Fair Value of Financial Instruments
|12 Months Ended|
Oct. 31, 2010
|Fair Value Disclosures [Abstract]|
|Fair Value of Financial Instruments||
NOTE 4 - FAIR VALUE OF FINANCIAL INSTRUMENTS
FASB ASC Topic 820 - Fair Value Measurements and Disclosures (ASC 820) defines fair value as the price that would be received from selling an asset or paid to transfer a liability in an orderly transaction between market participants at the measurement date. When determining the fair value measurements for assets and liabilities required or permitted to be recorded at fair value, the Company considers the principal or most advantageous market in which it would transact and considers assumptions that market participants would use when pricing the asset or liability, such as inherent risk, transfer restrictions, and risk of non-performance. ASC 820 establishes a fair value hierarchy that requires an entity to maximize the use of observable inputs and minimize the use of unobservable inputs when measuring fair value. ASC 820 establishes three levels of inputs that may be used to measure fair value:
Level 1 - Quoted prices in active markets for identical assets or liabilities.
Level 2 - Observable inputs other than Level 1 prices such as quoted prices for similar assets or liabilities; quoted prices in markets with insufficient volume or infrequent transactions (less active markets); or model-derived valuations in which all significant inputs are observable or can be derived principally from or corroborated by observable market data for substantially the full term of the assets or liabilities.

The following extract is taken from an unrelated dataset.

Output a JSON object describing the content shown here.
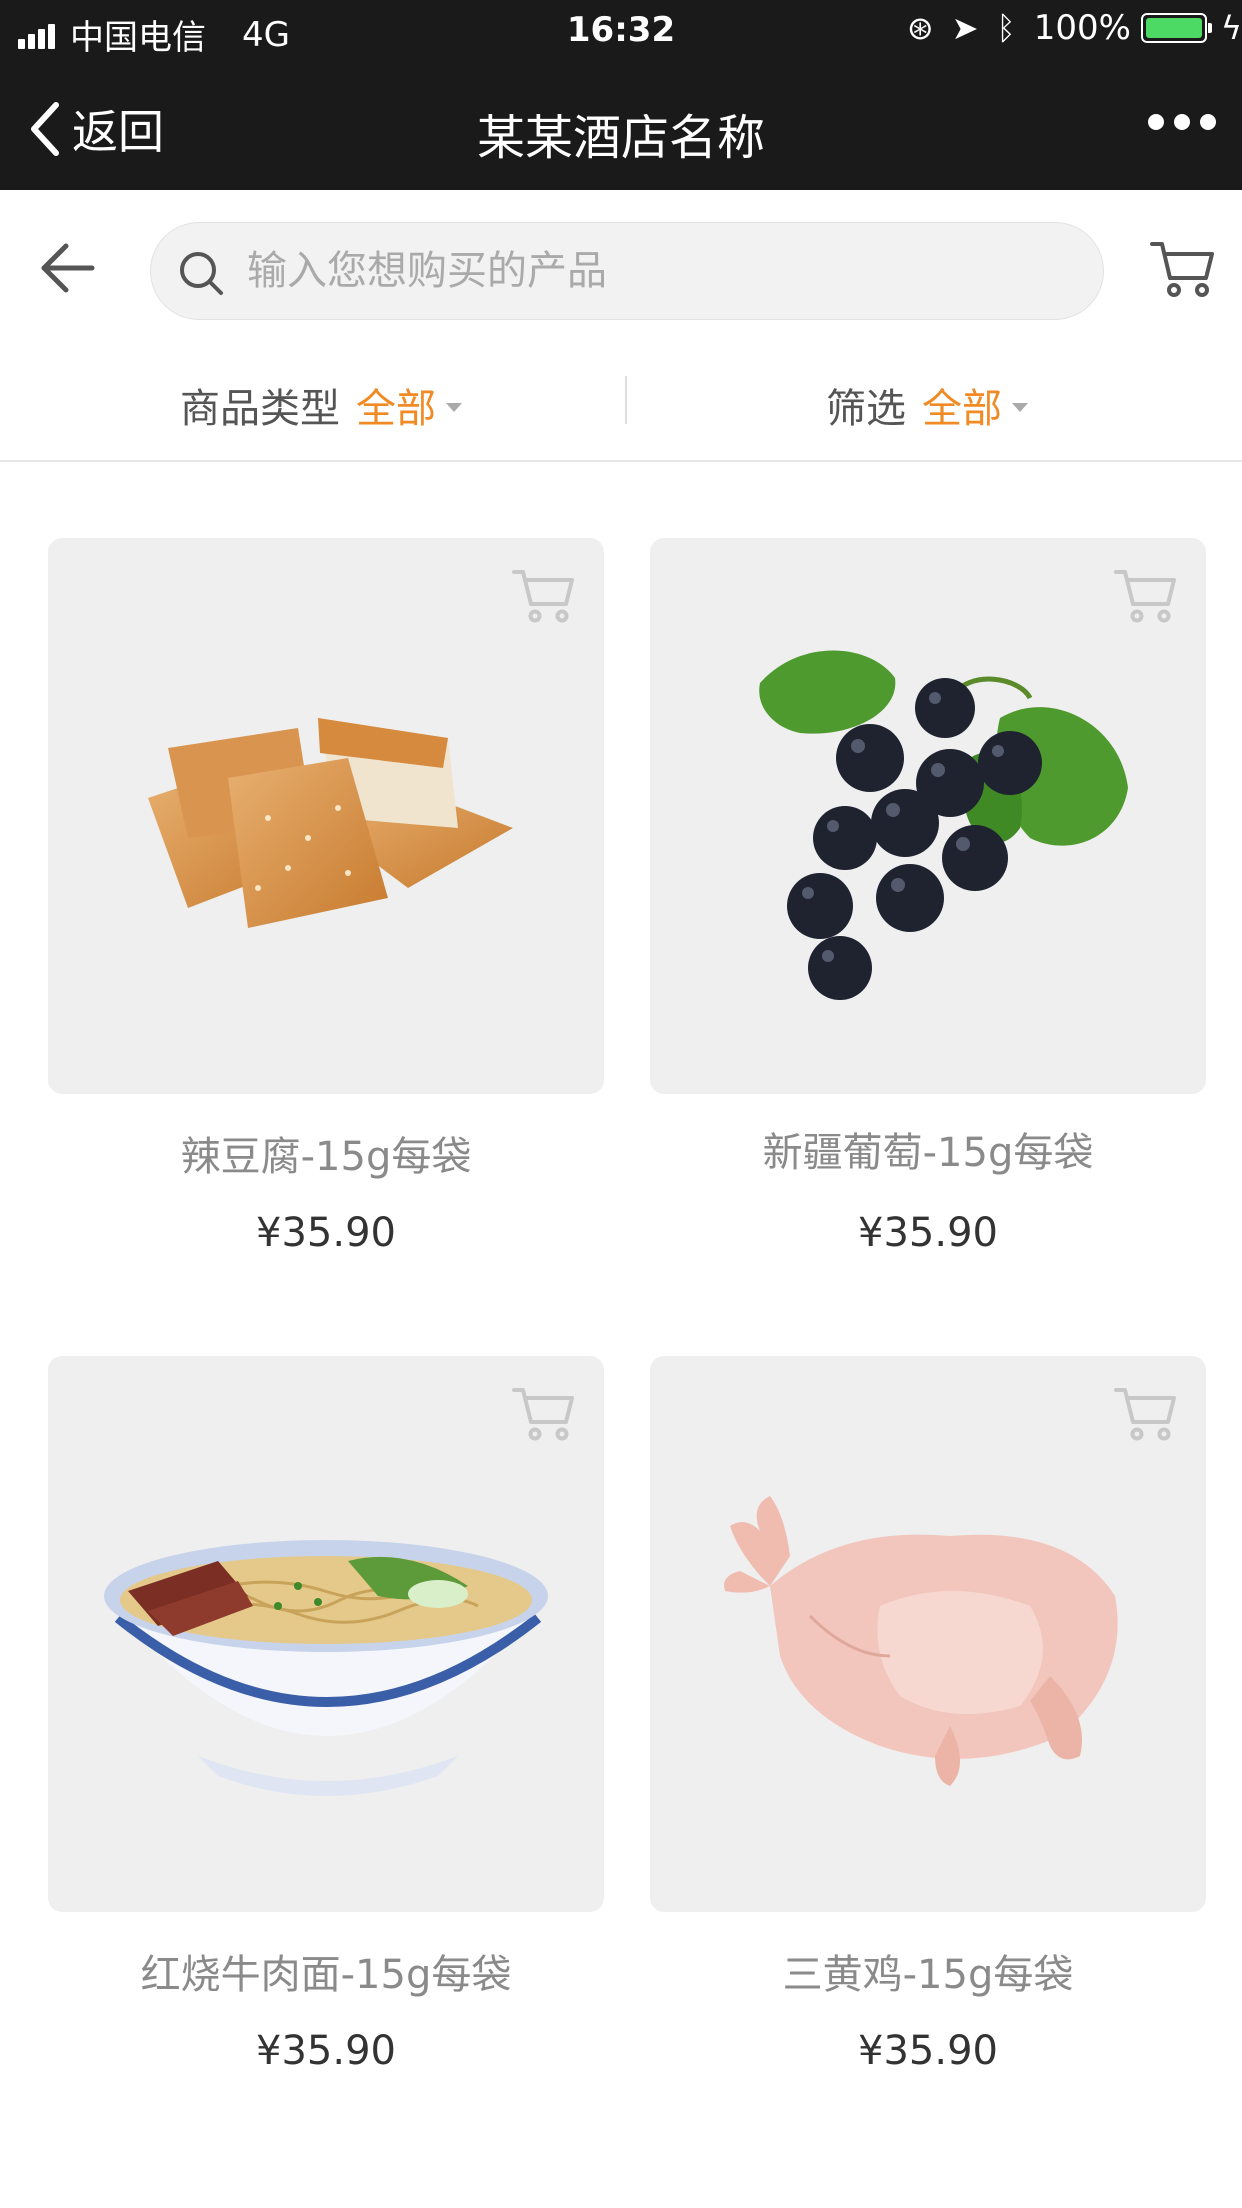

Level 3 - Unobservable inputs to the valuation methodology that are significant to the measurement of fair value of assets or liabilities.

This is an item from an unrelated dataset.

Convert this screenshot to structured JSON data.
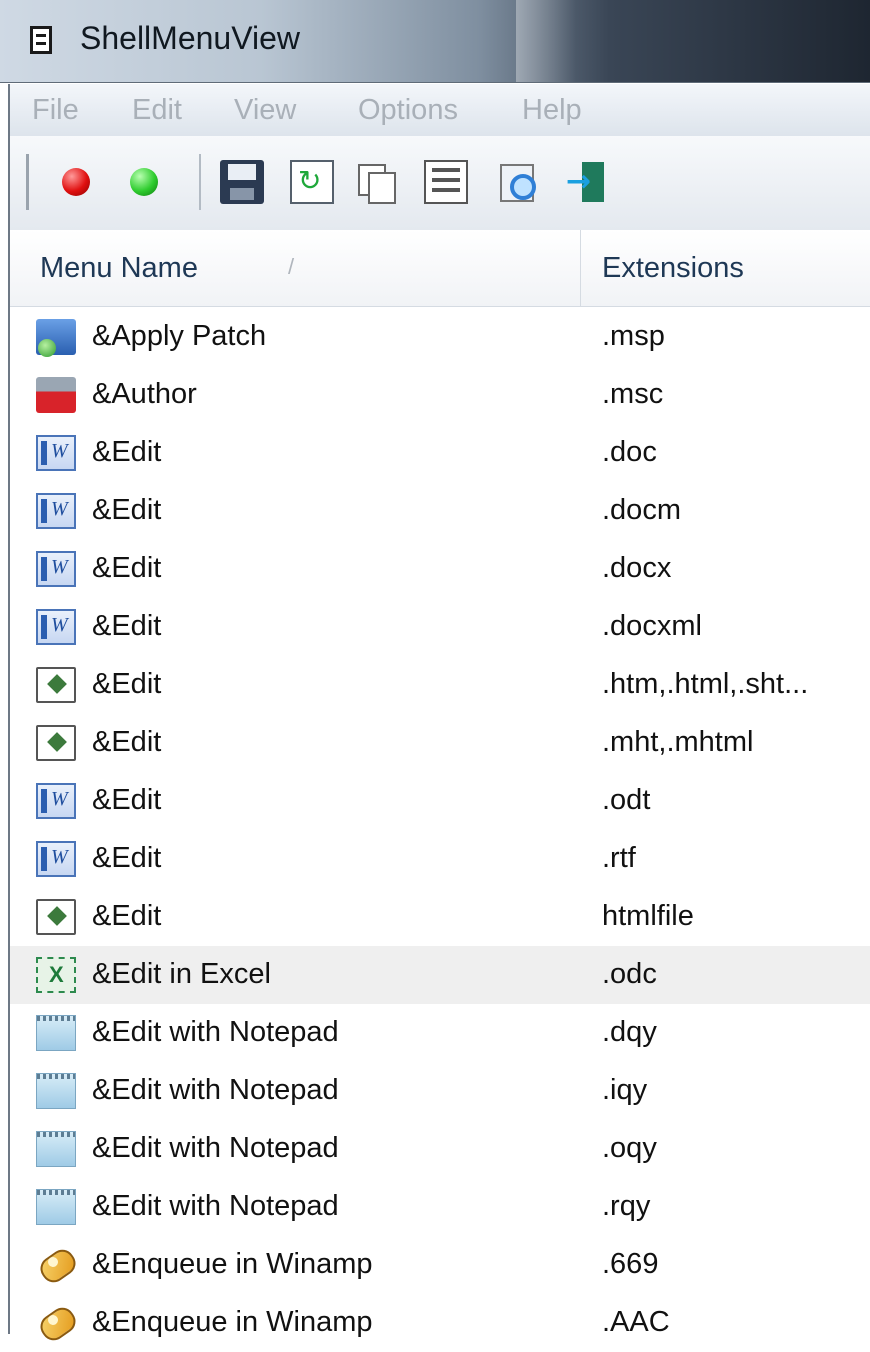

To the extent that valuation is based on models or inputs that are less observable or unobservable in the market, the determination of fair value requires more judgment. In certain cases, the inputs used to measure fair value may fall into different levels of the fair value hierarchy. In such cases, for disclosure purposes, the level in the fair value hierarchy within which the fair value measurement is disclosed is determined based on the lowest level input that is significant to the fair value measurement.
Items recorded or measured at fair value on a recurring basis in the accompanying consolidated financial statements consisted of the following items as of October 31, 2010:
With the exception of assets and liabilities included within the scope of ASC 820-10-15, the Company adopted the provisions of ASC 820 prospectively effective as of the beginning of the year ended October 31, 2008. For financial assets and liabilities included within the scope of ASC 820-10-15, the Company will be required to adopt the provisions of ASC 820 prospectively as of the year beginning October 31, 2009. The adoption of ASC 820 did not have a material impact on our financial position or results of operations, and the Company do not believe that the adoption of ASC 820-10-15 will have a material impact on our financial position or results of operations.
The fair value of the assets, short term investments, at October 31, 2010 was grouped as Level 1 valuation as the market price was readily available.
As of October 31, 2009, this investment had a value of $51,000, with a realized loss of $782,000, and an unrealized loss of $17,000 included in the determination of comprehensive loss.
Loans and notes payable is recorded at face amount, which approximates fair value.
See Note 16 of the Consolidated Financial Statement on current information on the matters set out in this Note 4.
The entire disclosure for the fair value of financial instruments (as defined), including financial assets and financial liabilities (collectively, as defined), and the measurements of those instruments as well as disclosures related to the fair value of non-financial assets and liabilities. Such disclosures about the financial instruments, assets, and liabilities would include: (1) the fair value of the required items together with their carrying amounts (as appropriate); (2) for items for which it is not practicable to estimate fair value, disclosure would include: (a) information pertinent to estimating fair value (including, carrying amount, effective interest rate, and maturity, and (b) the reasons why it is not practicable to estimate fair value; (3) significant concentrations of credit risk including: (a) information about the activity, region, or economic characteristics identifying a concentration, (b) the maximum amount of loss the entity is exposed to based on the gross fair value of the related item, (c) policy for requiring collateral or other security and information as to accessing such collateral or security, and (d) the nature and brief description of such collateral or security; (4) quantitative information about market risks and how such risks are managed; (5) for items measured on both a recurring and nonrecurring basis information regarding the inputs used to develop the fair value measurement; and (6) for items presented in the financial statement for which fair value measurement is elected: (a) information necessary to understand the reasons for the election, (b) discussion of the effect of fair value changes on earnings, (c) a description of [similar groups] items for which the election is made and the relation thereof to the balance sheet, the aggregate carrying value of items included in the balance sheet that are not eligible for the election; (7) all other required (as defined) and desired information.
Reference 1: http://www.xbrl.org/2003/role/presentationRef